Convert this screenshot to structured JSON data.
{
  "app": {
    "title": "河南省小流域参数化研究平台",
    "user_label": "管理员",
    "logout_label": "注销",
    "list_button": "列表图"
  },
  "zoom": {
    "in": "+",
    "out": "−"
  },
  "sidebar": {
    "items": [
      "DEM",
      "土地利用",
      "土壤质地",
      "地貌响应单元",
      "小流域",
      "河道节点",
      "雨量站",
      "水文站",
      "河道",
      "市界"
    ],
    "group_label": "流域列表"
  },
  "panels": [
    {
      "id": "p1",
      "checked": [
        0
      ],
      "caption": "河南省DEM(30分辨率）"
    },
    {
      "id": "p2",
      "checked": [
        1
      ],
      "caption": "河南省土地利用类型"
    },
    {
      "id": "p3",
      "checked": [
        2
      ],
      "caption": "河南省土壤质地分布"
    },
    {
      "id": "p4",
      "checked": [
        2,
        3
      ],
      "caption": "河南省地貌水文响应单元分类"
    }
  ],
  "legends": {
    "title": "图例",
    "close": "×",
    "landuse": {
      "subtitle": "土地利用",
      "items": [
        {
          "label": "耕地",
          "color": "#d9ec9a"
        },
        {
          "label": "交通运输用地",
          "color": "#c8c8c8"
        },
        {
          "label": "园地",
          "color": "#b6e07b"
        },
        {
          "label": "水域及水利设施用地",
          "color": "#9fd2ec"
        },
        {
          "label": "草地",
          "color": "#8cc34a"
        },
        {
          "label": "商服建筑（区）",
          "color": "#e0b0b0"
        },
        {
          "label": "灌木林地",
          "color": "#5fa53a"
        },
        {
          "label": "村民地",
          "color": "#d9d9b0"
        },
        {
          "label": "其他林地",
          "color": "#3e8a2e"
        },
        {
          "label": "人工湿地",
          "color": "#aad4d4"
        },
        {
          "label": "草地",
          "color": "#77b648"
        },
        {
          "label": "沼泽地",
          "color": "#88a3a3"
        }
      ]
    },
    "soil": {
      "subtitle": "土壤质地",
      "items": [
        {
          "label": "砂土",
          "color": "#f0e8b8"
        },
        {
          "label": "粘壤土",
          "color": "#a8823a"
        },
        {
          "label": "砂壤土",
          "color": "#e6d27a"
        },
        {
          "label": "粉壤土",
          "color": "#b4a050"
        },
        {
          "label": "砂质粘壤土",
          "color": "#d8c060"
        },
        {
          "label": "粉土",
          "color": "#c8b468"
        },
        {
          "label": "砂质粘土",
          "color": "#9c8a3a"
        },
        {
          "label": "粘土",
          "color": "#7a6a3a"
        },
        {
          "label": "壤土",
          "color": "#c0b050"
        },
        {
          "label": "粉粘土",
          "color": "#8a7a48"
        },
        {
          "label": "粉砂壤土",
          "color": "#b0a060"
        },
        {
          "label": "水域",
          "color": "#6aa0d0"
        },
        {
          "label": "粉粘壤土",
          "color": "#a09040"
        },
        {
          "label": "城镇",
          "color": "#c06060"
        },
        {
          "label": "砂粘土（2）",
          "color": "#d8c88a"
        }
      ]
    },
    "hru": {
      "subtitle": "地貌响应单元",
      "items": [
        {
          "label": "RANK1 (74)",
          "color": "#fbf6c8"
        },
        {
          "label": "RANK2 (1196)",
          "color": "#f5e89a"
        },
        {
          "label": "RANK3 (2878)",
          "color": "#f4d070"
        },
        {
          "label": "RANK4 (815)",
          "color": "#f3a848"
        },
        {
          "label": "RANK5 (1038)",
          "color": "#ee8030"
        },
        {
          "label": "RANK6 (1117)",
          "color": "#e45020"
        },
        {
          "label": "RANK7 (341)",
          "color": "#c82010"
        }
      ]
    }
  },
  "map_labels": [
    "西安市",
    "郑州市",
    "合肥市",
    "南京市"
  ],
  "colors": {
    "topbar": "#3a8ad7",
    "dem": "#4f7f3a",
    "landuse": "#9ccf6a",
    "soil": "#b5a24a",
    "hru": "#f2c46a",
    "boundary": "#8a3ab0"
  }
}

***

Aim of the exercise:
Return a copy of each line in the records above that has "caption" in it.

Response to this exercise:
      "caption": "河南省DEM(30分辨率）"
      "caption": "河南省土地利用类型"
      "caption": "河南省土壤质地分布"
      "caption": "河南省地貌水文响应单元分类"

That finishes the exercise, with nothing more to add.